[Excerpts from an interface dataset]
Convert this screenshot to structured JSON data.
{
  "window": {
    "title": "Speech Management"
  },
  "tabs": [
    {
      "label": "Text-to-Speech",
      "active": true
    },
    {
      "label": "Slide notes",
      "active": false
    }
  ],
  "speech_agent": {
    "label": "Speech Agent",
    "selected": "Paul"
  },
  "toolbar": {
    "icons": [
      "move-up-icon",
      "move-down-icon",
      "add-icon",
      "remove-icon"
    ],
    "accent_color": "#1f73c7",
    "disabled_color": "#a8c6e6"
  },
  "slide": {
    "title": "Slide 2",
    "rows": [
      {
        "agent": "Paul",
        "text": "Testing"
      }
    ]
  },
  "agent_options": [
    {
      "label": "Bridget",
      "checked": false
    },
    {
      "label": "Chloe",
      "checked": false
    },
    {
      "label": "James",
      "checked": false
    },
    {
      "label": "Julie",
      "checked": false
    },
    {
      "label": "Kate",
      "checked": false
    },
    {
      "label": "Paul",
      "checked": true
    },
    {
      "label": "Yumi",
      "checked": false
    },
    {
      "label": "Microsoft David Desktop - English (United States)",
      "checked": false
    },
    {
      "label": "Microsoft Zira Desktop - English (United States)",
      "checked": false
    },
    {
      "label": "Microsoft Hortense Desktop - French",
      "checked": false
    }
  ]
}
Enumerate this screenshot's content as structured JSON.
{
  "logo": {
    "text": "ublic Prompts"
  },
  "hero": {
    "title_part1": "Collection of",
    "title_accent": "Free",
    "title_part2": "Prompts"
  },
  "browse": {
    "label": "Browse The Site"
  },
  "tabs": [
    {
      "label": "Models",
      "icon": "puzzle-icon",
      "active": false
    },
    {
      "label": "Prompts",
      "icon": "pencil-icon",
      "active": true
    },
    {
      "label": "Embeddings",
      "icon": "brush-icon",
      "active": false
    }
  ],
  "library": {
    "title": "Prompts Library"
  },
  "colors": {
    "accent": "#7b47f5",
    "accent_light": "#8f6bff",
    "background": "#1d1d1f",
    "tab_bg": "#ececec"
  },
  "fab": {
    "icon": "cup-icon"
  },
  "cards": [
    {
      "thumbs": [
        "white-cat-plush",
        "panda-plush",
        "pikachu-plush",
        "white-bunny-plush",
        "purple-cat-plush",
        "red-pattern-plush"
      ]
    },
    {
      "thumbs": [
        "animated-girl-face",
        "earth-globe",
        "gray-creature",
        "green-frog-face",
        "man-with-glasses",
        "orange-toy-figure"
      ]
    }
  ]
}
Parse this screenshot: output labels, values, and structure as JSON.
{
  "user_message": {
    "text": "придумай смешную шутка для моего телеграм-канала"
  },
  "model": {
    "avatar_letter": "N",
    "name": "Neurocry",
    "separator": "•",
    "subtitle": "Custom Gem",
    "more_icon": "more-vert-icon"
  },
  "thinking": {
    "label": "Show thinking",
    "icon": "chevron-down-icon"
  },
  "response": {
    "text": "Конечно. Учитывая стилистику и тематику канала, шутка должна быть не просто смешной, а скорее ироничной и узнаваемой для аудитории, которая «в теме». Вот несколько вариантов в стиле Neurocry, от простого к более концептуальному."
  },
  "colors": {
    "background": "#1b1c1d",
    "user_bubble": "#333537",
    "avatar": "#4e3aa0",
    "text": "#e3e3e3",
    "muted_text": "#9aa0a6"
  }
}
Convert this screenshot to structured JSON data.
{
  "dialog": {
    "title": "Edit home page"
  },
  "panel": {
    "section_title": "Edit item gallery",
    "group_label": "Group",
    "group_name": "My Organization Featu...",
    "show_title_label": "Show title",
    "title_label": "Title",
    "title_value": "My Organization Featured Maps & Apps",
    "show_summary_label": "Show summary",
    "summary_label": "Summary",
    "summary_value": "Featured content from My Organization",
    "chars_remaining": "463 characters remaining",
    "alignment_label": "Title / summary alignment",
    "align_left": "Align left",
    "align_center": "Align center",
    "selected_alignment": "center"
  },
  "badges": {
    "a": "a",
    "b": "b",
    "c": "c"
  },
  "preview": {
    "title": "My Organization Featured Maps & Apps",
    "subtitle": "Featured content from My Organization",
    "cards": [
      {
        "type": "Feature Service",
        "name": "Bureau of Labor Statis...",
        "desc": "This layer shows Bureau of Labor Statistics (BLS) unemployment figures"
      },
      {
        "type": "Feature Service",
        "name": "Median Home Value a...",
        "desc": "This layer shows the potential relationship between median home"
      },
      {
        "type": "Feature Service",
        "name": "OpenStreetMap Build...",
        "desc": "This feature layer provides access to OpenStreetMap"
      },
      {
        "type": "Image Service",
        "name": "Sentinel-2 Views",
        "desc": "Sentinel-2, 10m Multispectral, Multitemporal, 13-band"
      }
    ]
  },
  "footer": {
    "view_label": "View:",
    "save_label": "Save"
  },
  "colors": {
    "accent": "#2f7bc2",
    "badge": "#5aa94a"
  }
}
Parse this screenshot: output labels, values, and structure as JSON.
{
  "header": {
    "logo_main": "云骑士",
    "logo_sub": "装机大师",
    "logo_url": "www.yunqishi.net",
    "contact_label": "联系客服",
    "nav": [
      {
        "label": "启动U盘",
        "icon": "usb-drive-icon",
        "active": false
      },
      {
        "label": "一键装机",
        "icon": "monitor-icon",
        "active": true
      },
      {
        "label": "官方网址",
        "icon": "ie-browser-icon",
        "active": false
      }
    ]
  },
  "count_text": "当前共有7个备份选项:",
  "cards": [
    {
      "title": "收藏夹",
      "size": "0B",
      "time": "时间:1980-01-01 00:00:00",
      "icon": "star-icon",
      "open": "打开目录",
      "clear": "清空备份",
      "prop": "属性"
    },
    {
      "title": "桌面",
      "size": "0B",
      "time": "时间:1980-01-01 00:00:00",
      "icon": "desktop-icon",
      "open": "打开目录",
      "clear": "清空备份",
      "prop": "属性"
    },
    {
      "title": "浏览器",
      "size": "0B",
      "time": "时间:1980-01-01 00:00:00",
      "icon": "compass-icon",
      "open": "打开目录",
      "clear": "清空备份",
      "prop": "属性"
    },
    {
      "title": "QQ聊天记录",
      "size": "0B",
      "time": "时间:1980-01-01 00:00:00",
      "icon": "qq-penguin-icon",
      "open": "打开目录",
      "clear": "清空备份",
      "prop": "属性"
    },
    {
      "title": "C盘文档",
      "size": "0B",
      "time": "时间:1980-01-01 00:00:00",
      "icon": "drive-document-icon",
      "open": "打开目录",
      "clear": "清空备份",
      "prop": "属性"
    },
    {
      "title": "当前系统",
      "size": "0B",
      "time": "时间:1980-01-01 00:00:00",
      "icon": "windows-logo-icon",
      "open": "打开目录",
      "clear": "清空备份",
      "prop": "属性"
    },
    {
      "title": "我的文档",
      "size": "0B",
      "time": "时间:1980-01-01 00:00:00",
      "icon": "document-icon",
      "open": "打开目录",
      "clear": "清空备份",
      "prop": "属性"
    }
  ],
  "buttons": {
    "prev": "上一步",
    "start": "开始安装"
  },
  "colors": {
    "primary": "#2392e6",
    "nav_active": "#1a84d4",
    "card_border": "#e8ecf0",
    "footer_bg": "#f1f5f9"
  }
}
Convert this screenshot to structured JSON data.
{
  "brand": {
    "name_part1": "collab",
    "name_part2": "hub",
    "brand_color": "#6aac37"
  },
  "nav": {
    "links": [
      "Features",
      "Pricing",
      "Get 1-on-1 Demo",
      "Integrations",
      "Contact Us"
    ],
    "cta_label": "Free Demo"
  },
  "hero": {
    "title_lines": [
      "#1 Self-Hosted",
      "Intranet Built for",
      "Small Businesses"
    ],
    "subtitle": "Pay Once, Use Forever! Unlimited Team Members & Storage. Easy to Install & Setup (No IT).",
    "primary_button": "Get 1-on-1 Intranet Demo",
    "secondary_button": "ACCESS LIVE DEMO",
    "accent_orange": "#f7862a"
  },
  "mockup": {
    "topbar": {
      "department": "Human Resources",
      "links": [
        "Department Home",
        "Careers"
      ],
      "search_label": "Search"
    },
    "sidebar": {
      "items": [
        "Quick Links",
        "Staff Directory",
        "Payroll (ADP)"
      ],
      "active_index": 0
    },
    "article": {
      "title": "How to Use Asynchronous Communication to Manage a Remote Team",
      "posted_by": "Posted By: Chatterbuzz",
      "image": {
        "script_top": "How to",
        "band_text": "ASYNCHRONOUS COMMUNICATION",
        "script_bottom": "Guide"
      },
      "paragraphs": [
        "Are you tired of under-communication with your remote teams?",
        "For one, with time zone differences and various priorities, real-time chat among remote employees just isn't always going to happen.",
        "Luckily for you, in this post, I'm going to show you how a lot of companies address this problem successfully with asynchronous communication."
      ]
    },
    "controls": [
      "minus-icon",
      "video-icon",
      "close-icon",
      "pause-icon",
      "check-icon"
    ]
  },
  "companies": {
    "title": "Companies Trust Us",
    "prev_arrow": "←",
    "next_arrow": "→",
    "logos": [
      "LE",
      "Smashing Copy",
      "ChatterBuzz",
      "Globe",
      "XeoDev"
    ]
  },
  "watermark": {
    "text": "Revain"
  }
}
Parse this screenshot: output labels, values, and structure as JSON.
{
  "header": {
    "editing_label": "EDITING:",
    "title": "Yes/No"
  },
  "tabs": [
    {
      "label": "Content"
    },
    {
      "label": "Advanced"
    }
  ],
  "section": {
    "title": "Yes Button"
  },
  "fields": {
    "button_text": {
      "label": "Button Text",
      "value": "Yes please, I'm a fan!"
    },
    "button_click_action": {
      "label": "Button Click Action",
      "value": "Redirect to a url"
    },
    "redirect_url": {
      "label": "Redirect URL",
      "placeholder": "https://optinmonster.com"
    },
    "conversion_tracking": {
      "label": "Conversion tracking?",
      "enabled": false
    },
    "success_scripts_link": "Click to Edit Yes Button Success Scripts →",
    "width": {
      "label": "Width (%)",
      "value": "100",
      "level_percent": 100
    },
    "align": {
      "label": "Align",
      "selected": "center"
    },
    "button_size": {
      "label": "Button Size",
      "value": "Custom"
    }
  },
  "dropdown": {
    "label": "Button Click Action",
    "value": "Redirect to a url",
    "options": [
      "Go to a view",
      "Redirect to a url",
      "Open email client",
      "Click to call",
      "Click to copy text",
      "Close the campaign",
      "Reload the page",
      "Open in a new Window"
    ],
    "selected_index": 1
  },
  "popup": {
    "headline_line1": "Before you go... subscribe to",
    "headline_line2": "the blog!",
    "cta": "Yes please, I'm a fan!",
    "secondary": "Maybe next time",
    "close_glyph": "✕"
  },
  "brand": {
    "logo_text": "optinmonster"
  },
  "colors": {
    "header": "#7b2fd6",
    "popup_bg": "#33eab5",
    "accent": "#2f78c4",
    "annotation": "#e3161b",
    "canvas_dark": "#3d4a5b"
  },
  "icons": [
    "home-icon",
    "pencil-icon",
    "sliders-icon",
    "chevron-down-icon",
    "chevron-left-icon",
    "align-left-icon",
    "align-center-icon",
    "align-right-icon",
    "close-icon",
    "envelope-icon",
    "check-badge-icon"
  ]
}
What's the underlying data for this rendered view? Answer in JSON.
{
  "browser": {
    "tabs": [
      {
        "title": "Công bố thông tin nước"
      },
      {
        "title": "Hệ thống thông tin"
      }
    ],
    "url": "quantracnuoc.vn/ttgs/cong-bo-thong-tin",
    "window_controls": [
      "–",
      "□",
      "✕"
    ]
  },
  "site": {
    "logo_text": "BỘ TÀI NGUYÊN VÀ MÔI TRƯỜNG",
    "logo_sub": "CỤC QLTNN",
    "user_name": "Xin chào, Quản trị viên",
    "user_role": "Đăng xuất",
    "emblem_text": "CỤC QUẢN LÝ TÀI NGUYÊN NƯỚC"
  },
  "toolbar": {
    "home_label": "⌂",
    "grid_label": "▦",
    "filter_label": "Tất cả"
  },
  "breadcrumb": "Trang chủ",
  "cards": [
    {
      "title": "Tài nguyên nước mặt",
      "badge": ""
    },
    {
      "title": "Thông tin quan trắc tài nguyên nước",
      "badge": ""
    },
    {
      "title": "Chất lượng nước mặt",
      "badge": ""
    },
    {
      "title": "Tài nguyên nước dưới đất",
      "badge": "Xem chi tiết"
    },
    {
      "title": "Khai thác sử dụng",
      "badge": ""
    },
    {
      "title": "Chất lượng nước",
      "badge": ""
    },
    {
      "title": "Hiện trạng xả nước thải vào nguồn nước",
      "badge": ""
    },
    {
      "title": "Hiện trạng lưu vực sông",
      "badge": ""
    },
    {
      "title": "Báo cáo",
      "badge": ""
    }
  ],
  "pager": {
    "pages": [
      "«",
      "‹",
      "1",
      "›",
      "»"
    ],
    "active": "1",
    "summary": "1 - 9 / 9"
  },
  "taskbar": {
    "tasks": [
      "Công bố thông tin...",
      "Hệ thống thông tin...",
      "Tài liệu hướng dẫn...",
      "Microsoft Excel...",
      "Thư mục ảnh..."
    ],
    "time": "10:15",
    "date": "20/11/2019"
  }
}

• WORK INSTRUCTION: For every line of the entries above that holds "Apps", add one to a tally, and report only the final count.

• RESPONSE AREA: 2